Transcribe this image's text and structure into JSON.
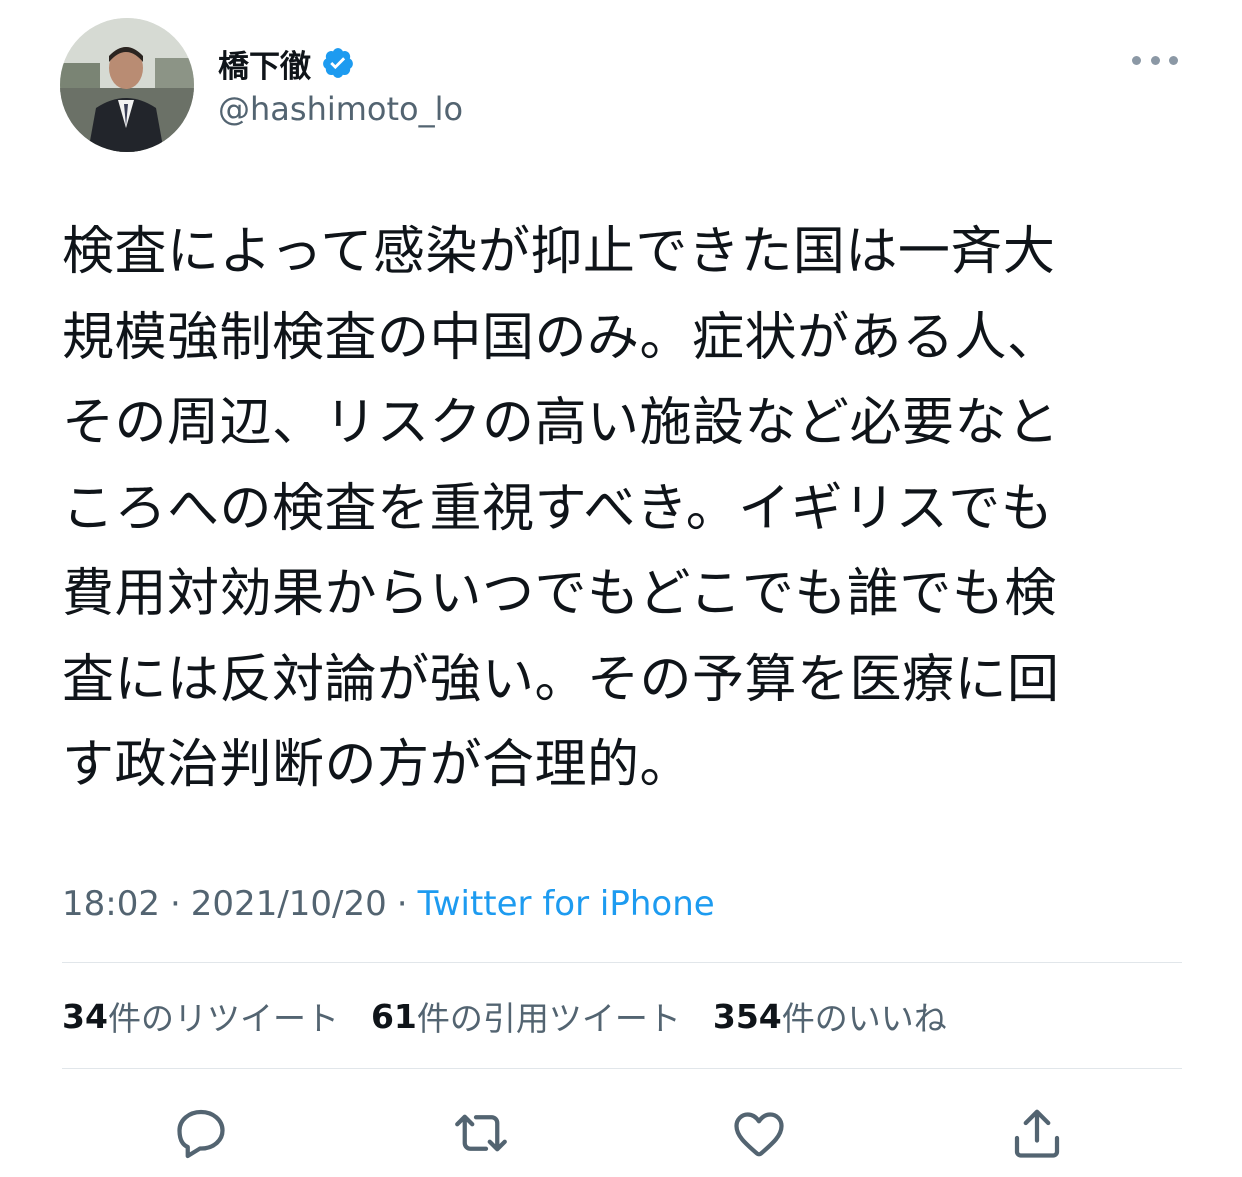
{
  "tweet": {
    "author": {
      "display_name": "橋下徹",
      "handle": "@hashimoto_lo",
      "verified": true
    },
    "text_lines": [
      "検査によって感染が抑止できた国は一斉大",
      "規模強制検査の中国のみ。症状がある人、",
      "その周辺、リスクの高い施設など必要なと",
      "ころへの検査を重視すべき。イギリスでも",
      "費用対効果からいつでもどこでも誰でも検",
      "査には反対論が強い。その予算を医療に回",
      "す政治判断の方が合理的。"
    ],
    "time": "18:02",
    "separator": "·",
    "date": "2021/10/20",
    "source": "Twitter for iPhone"
  },
  "stats": [
    {
      "count": "34",
      "label": "件のリツイート"
    },
    {
      "count": "61",
      "label": "件の引用ツイート"
    },
    {
      "count": "354",
      "label": "件のいいね"
    }
  ],
  "icons": {
    "more": "more-horizontal-icon",
    "reply": "reply-icon",
    "retweet": "retweet-icon",
    "like": "heart-icon",
    "share": "share-icon",
    "verified": "verified-badge-icon"
  },
  "colors": {
    "accent": "#1d9bf0",
    "text_primary": "#0f1419",
    "text_secondary": "#536471",
    "icon": "#536471"
  }
}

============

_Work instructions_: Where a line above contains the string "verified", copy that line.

_Answer for this exercise_:
      "verified": true
    "verified": "verified-badge-icon"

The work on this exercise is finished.